- [Extracted records]:
▬▬▬▬▬▬

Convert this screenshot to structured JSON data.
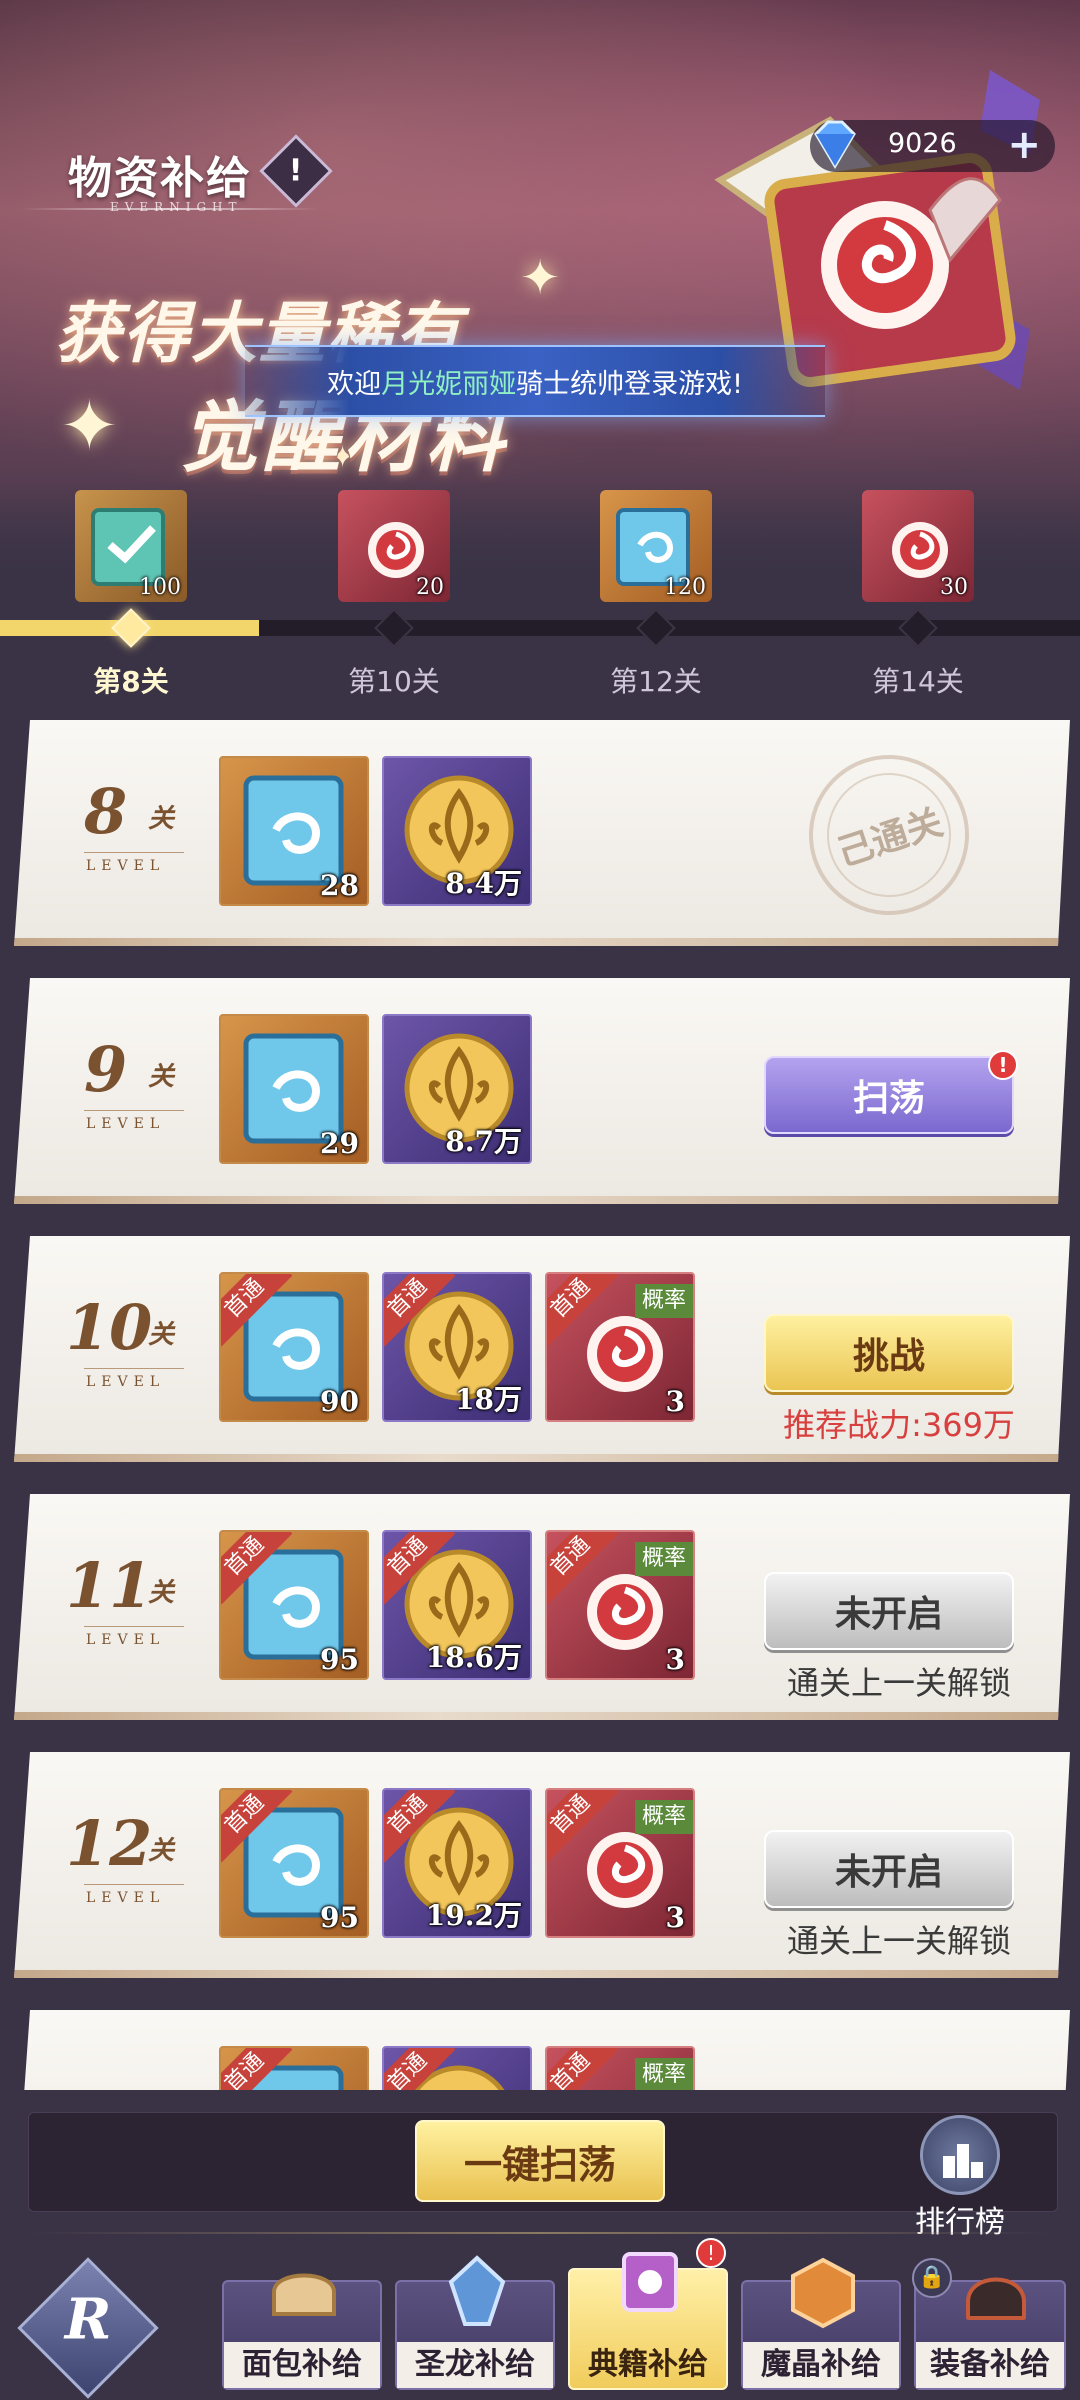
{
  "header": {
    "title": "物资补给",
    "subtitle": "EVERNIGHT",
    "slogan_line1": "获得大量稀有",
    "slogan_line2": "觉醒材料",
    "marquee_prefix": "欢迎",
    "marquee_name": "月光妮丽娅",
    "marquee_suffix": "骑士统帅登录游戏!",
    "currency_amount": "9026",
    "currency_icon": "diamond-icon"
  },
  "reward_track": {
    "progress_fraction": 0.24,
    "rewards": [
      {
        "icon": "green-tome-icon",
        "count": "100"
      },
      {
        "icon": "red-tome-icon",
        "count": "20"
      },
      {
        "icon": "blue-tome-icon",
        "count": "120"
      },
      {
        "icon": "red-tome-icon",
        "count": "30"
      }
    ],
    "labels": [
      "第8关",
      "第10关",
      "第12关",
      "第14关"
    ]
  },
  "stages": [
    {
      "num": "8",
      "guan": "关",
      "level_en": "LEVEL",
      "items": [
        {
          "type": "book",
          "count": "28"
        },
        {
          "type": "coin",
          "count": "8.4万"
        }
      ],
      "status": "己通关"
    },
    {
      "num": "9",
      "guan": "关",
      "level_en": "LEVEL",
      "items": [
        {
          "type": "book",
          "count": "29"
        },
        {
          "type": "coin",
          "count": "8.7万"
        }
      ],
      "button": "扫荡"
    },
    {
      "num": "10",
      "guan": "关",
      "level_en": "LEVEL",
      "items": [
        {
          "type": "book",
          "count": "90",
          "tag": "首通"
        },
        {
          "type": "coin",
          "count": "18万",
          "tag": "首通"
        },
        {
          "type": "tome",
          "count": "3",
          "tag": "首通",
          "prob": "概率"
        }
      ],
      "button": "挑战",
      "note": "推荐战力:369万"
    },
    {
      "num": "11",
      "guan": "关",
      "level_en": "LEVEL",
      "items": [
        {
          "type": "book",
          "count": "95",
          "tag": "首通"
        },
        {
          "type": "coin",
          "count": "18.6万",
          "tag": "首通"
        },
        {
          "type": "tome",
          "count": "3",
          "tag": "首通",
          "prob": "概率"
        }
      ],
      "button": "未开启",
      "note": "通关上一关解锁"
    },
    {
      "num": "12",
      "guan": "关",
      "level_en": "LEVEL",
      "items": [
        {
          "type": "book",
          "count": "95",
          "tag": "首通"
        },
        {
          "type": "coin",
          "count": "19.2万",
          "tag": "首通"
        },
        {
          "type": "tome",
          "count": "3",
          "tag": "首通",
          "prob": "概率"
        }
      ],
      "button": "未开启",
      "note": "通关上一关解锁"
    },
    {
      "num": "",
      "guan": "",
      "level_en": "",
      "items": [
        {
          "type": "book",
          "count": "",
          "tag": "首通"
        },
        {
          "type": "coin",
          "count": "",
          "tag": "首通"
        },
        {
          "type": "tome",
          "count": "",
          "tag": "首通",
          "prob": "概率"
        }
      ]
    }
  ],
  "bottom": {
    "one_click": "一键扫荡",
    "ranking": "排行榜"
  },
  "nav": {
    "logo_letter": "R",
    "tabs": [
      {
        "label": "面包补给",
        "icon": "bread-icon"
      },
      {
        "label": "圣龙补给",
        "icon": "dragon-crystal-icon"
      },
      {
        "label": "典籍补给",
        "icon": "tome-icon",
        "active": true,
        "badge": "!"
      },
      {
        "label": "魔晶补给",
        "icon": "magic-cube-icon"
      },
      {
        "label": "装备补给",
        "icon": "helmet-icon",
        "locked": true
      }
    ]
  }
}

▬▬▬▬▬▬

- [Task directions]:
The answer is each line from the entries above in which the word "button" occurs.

- [Solution for this problem]:
      "button": "扫荡"
      "button": "挑战",
      "button": "未开启",
      "button": "未开启",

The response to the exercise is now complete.